Herod's response to Jesus was one of hatred and fear, hatred of anything and anyone that threatened his self-centredness. The great tragedy is that there are people like Herod still in the world to this day, who are more intent on destroying Jesus and his followers, than coming to worship him. Someone wrote, "If we leave Herod in the Christmas narrative, we can address the shadow of evil hovering over Christmas to this day. Herod still stalks the earth. He may be disguised in the military fatigues of a dictator. He murders street child in Brazil by sending death squads when darkness falls. Herod sells Thai children as prostitutes to wealthy westerners. He detonates a car bond that kills innocent people." But it is Herod's whole sale rejection of Jesus, which is the tragedy which continues to this day.

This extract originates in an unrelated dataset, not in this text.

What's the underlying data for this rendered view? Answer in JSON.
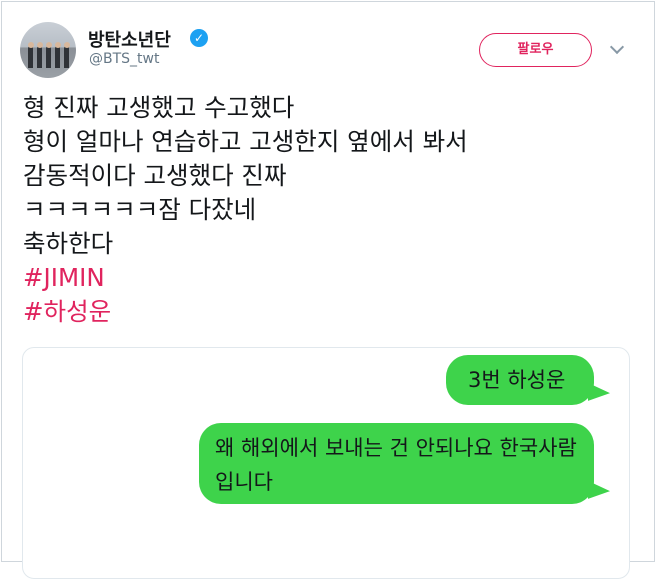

Cardinal Cormac Murphy-O'Connor writing in a book called 'Faith in the Nation' published last month, claims that the rise of secularism has led to a liberal society, hostile to Christian morals and values, in which religious belief is viewed as "a private eccentricity" and the voice of faith groups is marginalized." He goes on to say, "There are now "serious tensions" between Christians and secularist society, he says, in which atheists are becoming more "vocal and aggressive." We see in Matthew's Gospel the consequence of Herod's rejection of Jesus, and I believe today as a society we are living with the consequences of what happens when people reject God, with the break down of social cohesion in many of our communities, of many young people living without a moral compass to guide and direct them.
What in many ways was even more surprising than Herod's rejection of Jesus, was the response of the Jewish chief priests and scribes. They knew their Scriptures and had no problem in answering Herod when he wanted to know where the child would be born. But did they go to greet him? Did they lift a sandal? Not at all. They knew it all, but they did nothing. Their response, or lack of it, is surely a warning to us all. Their apathy hardened into outright opposition to Jesus as his ministry developed. Their response to the news of the birth of the messiah acts as a warning that knowledge is no substitute for obedience.
There is a great contrast between the response of the Magi and that of Herod to the birth of Jesus. The magi's faith, their insight and their whole hearted search and adoring worship of Jesus is something that should humble us all. Once the magi found Jesus, their lives took a different direction, one that is responsive to and obedient to God's call. So as we move away from Christmas and into the New Year, are we willing to seek him out and be led in a different way, like the wise men of old? Wise men and women still search for Jesus, will we do the same this year?